=== Section Start ===

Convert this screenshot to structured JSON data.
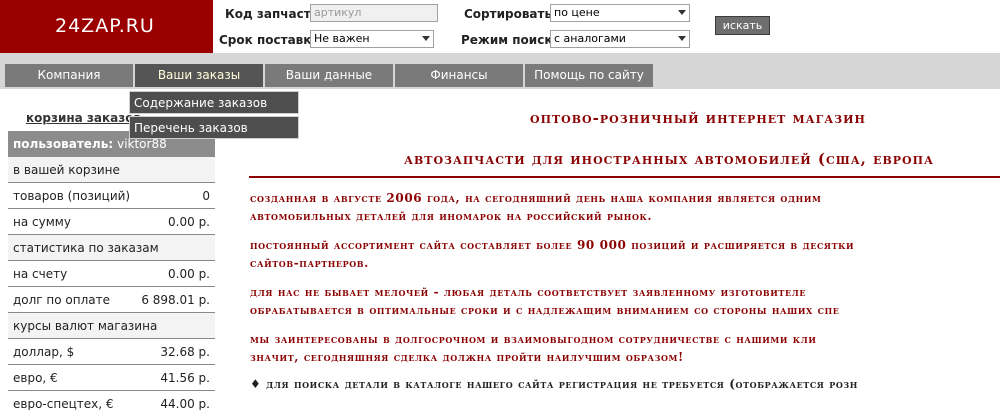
{
  "logo": {
    "text": "24ZAP.RU"
  },
  "header": {
    "part_code_label": "Код запчасти",
    "part_code_placeholder": "артикул",
    "sort_label": "Сортировать:",
    "sort_value": "по цене",
    "delivery_label": "Срок поставки",
    "delivery_value": "Не важен",
    "search_mode_label": "Режим поиска",
    "search_mode_value": "с аналогами",
    "search_button": "искать"
  },
  "nav": {
    "tabs": [
      {
        "label": "Компания"
      },
      {
        "label": "Ваши заказы"
      },
      {
        "label": "Ваши данные"
      },
      {
        "label": "Финансы"
      },
      {
        "label": "Помощь по сайту"
      }
    ],
    "dropdown": [
      {
        "label": "Содержание заказов"
      },
      {
        "label": "Перечень заказов"
      }
    ]
  },
  "sidebar": {
    "cart_link": "корзина заказов",
    "user_label": "пользователь:",
    "user_name": "viktor88",
    "cart_head": "в вашей корзине",
    "items_label": "товаров (позиций)",
    "items_value": "0",
    "sum_label": "на сумму",
    "sum_value": "0.00 р.",
    "stats_head": "статистика по заказам",
    "account_label": "на счету",
    "account_value": "0.00 р.",
    "debt_label": "долг по оплате",
    "debt_value": "6 898.01 р.",
    "rates_head": "курсы валют магазина",
    "usd_label": "доллар, $",
    "usd_value": "32.68 р.",
    "eur_label": "евро, €",
    "eur_value": "41.56 р.",
    "eur_spec_label": "евро-спецтех, €",
    "eur_spec_value": "44.00 р."
  },
  "main": {
    "title1": "Оптово-розничный интернет магазин",
    "title2": "Автозапчасти для иностранных автомобилей (США, Европа",
    "p1_line1": "созданная в августе 2006 года, на сегодняшний день наша компания является одним",
    "p1_line2": "автомобильных деталей для иномарок на российский рынок.",
    "p2_line1": "постоянный ассортимент сайта составляет более 90 000 позиций и расширяется в десятки",
    "p2_line2": "сайтов-партнеров.",
    "p3_line1": "для нас не бывает мелочей - любая деталь соответствует заявленному изготовителе",
    "p3_line2": "обрабатывается в оптимальные сроки и с надлежащим вниманием со стороны наших спе",
    "p4_line1": "мы заинтересованы в долгосрочном и взаимовыгодном сотрудничестве с нашими кли",
    "p4_line2": "значит, сегодняшняя сделка должна пройти наилучшим образом!",
    "bullet_line": "♦ для поиска детали в каталоге нашего сайта регистрация не требуется (отображается розн"
  },
  "colors": {
    "brand": "#9a0000",
    "text_accent": "#8b0000",
    "nav_tab": "#7a7a7a",
    "nav_active": "#555555"
  }
}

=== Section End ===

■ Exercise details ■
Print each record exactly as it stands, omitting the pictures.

■ Answer for this exercise ■
Convert this screenshot to structured JSON data.
{
  "logo": {
    "text": "24ZAP.RU"
  },
  "header": {
    "part_code_label": "Код запчасти",
    "part_code_placeholder": "артикул",
    "sort_label": "Сортировать:",
    "sort_value": "по цене",
    "delivery_label": "Срок поставки",
    "delivery_value": "Не важен",
    "search_mode_label": "Режим поиска",
    "search_mode_value": "с аналогами",
    "search_button": "искать"
  },
  "nav": {
    "tabs": [
      {
        "label": "Компания"
      },
      {
        "label": "Ваши заказы"
      },
      {
        "label": "Ваши данные"
      },
      {
        "label": "Финансы"
      },
      {
        "label": "Помощь по сайту"
      }
    ],
    "dropdown": [
      {
        "label": "Содержание заказов"
      },
      {
        "label": "Перечень заказов"
      }
    ]
  },
  "sidebar": {
    "cart_link": "корзина заказов",
    "user_label": "пользователь:",
    "user_name": "viktor88",
    "cart_head": "в вашей корзине",
    "items_label": "товаров (позиций)",
    "items_value": "0",
    "sum_label": "на сумму",
    "sum_value": "0.00 р.",
    "stats_head": "статистика по заказам",
    "account_label": "на счету",
    "account_value": "0.00 р.",
    "debt_label": "долг по оплате",
    "debt_value": "6 898.01 р.",
    "rates_head": "курсы валют магазина",
    "usd_label": "доллар, $",
    "usd_value": "32.68 р.",
    "eur_label": "евро, €",
    "eur_value": "41.56 р.",
    "eur_spec_label": "евро-спецтех, €",
    "eur_spec_value": "44.00 р."
  },
  "main": {
    "title1": "Оптово-розничный интернет магазин",
    "title2": "Автозапчасти для иностранных автомобилей (США, Европа",
    "p1_line1": "созданная в августе 2006 года, на сегодняшний день наша компания является одним",
    "p1_line2": "автомобильных деталей для иномарок на российский рынок.",
    "p2_line1": "постоянный ассортимент сайта составляет более 90 000 позиций и расширяется в десятки",
    "p2_line2": "сайтов-партнеров.",
    "p3_line1": "для нас не бывает мелочей - любая деталь соответствует заявленному изготовителе",
    "p3_line2": "обрабатывается в оптимальные сроки и с надлежащим вниманием со стороны наших спе",
    "p4_line1": "мы заинтересованы в долгосрочном и взаимовыгодном сотрудничестве с нашими кли",
    "p4_line2": "значит, сегодняшняя сделка должна пройти наилучшим образом!",
    "bullet_line": "♦ для поиска детали в каталоге нашего сайта регистрация не требуется (отображается розн"
  },
  "colors": {
    "brand": "#9a0000",
    "text_accent": "#8b0000",
    "nav_tab": "#7a7a7a",
    "nav_active": "#555555"
  }
}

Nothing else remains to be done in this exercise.